:: What is expected ::
Only lines holding the word "check" should be copied from the material.

:: Extracted records ::
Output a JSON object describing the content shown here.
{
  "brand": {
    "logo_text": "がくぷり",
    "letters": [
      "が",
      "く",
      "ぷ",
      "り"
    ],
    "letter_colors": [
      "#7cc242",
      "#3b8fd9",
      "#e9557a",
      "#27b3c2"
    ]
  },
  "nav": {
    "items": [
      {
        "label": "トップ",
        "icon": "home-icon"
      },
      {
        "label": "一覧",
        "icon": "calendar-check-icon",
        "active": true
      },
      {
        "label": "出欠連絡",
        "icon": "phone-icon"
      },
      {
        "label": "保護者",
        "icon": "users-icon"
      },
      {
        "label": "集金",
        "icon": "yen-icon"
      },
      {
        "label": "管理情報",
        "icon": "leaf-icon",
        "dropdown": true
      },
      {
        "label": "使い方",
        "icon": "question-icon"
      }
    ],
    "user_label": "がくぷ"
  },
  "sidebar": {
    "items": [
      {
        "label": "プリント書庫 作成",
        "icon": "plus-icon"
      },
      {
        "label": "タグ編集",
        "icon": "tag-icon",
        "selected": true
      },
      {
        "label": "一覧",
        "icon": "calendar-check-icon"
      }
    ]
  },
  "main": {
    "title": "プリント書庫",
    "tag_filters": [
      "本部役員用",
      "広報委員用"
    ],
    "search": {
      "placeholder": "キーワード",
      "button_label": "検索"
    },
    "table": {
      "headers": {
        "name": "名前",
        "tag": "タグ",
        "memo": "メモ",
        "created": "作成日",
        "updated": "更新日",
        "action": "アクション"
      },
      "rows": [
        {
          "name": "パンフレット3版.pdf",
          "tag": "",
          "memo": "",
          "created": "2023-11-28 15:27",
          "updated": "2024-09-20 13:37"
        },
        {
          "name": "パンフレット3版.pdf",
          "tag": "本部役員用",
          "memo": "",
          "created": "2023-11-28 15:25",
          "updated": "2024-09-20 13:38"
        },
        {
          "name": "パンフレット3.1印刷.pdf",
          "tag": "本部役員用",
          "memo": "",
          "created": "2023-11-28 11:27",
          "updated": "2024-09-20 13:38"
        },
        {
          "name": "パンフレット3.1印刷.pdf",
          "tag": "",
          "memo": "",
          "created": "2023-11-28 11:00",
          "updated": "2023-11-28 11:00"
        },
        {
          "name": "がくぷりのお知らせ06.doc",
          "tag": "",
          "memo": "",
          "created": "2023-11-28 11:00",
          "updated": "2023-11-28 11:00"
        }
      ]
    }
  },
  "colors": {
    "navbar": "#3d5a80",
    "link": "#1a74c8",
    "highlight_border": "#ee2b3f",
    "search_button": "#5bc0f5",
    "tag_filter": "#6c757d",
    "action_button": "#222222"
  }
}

:: Output ::
        "icon": "calendar-check-icon",
        "icon": "calendar-check-icon"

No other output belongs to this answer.